Schizophrenia and Cognition
Schizophrenia is a disease that affects many areas of the brain, causing patients to suffer many problems in brain functions. Generally people see schizophrenia as an illness of hallucinations, delusions, and disorganized thought process, but the first two kinds of symptoms are often the focus of attention of patients and families because of their striking nature. The disease is also characterized by cognitive deficits, which are problems in thinking that - among other capacities - involves learning, memory, and concentration. These cognitive deficits can have a profound impact on a person's functioning at work and school, as well as in his or her personal life. One way to look at the cognitive impairments that occur with schizophrenia is to divide them between those that happen early in the course of the illness and those that arise when a patient has become clinically ill.
Early research has shown that those children who go on to develop schizophrenia have slight but measurably lower IQ scores than children who do not develop the disease. Cognitive problems that arise early in life can lead to problems acquiring skills at a normal developmental rate. Problems with cognition that happen during or after the onset of schizophrenia tend to be far more severe than those that happen before.
During the first episode of psychosis that occurs in schizophrenia, every sphere of cognition can be impaired. This includes problems with language, attention, memory, visual-spatial skills, and executive function. Individual people vary in the impact of schizophrenia in these spheres, but the two areas that are most likely to be affected are memory and executive function. Executive function refers to mental processes that are involved in planning, purposeful action, and the ability to self-monitor behavior. The timing of these impairments has not been fully understood. It is possible that problems with memory, concentration, and executive function occur up to three years before the frank symptoms of psychosis occur. I have worked with teenagers who have had problems with grades and school absences for years before psychotic symptoms of schizophrenia revealed themselves.

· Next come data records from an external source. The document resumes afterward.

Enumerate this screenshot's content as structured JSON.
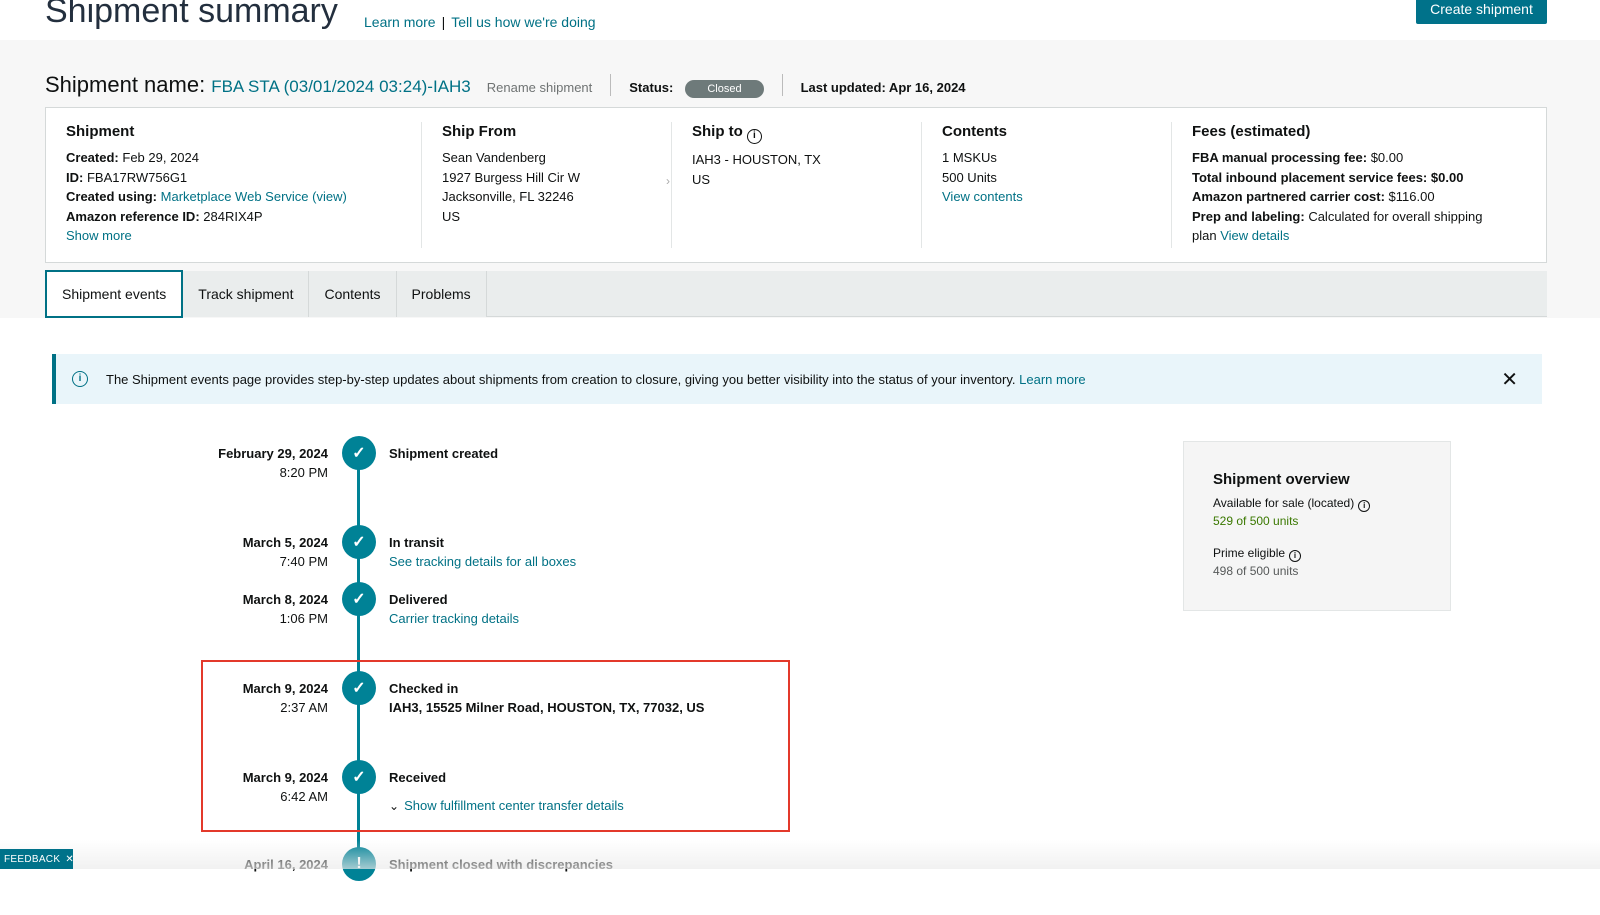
{
  "header": {
    "title": "Shipment summary",
    "learn_more": "Learn more",
    "separator": "|",
    "feedback_link": "Tell us how we're doing",
    "create_button": "Create shipment"
  },
  "shipment_row": {
    "name_label": "Shipment name:",
    "name_value": "FBA STA (03/01/2024 03:24)-IAH3",
    "rename": "Rename shipment",
    "status_label": "Status:",
    "status_value": "Closed",
    "last_updated": "Last updated: Apr 16, 2024"
  },
  "summary": {
    "shipment": {
      "title": "Shipment",
      "created_label": "Created:",
      "created_value": "Feb 29, 2024",
      "id_label": "ID:",
      "id_value": "FBA17RW756G1",
      "created_using_label": "Created using:",
      "created_using_value": "Marketplace Web Service (view)",
      "ref_label": "Amazon reference ID:",
      "ref_value": "284RIX4P",
      "show_more": "Show more"
    },
    "ship_from": {
      "title": "Ship From",
      "line1": "Sean Vandenberg",
      "line2": "1927 Burgess Hill Cir W",
      "line3": "Jacksonville, FL 32246",
      "line4": "US"
    },
    "ship_to": {
      "title": "Ship to",
      "line1": "IAH3 - HOUSTON, TX",
      "line2": "US"
    },
    "contents": {
      "title": "Contents",
      "mskus": "1 MSKUs",
      "units": "500 Units",
      "view": "View contents"
    },
    "fees": {
      "title": "Fees (estimated)",
      "manual_label": "FBA manual processing fee:",
      "manual_value": "$0.00",
      "placement_label": "Total inbound placement service fees:",
      "placement_value": "$0.00",
      "carrier_label": "Amazon partnered carrier cost:",
      "carrier_value": "$116.00",
      "prep_label": "Prep and labeling:",
      "prep_value": "Calculated for overall shipping",
      "prep_value2": "plan",
      "view_details": "View details"
    }
  },
  "tabs": [
    "Shipment events",
    "Track shipment",
    "Contents",
    "Problems"
  ],
  "alert": {
    "text": "The Shipment events page provides step-by-step updates about shipments from creation to closure, giving you better visibility into the status of your inventory.",
    "link": "Learn more",
    "close": "✕"
  },
  "events": [
    {
      "date": "February 29, 2024",
      "time": "8:20 PM",
      "title": "Shipment created",
      "detail": ""
    },
    {
      "date": "March 5, 2024",
      "time": "7:40 PM",
      "title": "In transit",
      "detail": "See tracking details for all boxes"
    },
    {
      "date": "March 8, 2024",
      "time": "1:06 PM",
      "title": "Delivered",
      "detail": "Carrier tracking details"
    },
    {
      "date": "March 9, 2024",
      "time": "2:37 AM",
      "title": "Checked in",
      "detail": "IAH3, 15525 Milner Road, HOUSTON, TX, 77032, US"
    },
    {
      "date": "March 9, 2024",
      "time": "6:42 AM",
      "title": "Received",
      "detail": "Show fulfillment center transfer details"
    },
    {
      "date": "April 16, 2024",
      "time": "",
      "title": "Shipment closed with discrepancies",
      "detail": ""
    }
  ],
  "overview": {
    "title": "Shipment overview",
    "available_label": "Available for sale (located)",
    "available_value": "529 of 500 units",
    "prime_label": "Prime eligible",
    "prime_value": "498 of 500 units"
  },
  "feedback_tab": "FEEDBACK",
  "feedback_close": "✕",
  "colors": {
    "teal": "#008296",
    "link": "#007185",
    "highlight_border": "#e3392b",
    "status_pill": "#6e7a7a",
    "available_green": "#3a7800"
  }
}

In people who have severe chronic illness, the level of cognitive impairment is still very much a topic of debate. The results of many studies argue against the notion that schizophrenia alone leads to progressive cognitive decline in the way that Alzheimer's dementia does. The majority of research suggests that the level of impairment that happens around the time of the first episode of psychosis is fairly stable throughout middle age.
Many patients with schizophrenia and their families that I have encountered have had serious, legitimate concerns about cognition. The disease usually shows itself in the late teens and early 20's when many people are in or considering advanced schooling. A future blog will discuss the impact that treatments have on cognitive function in people with schizophrenia.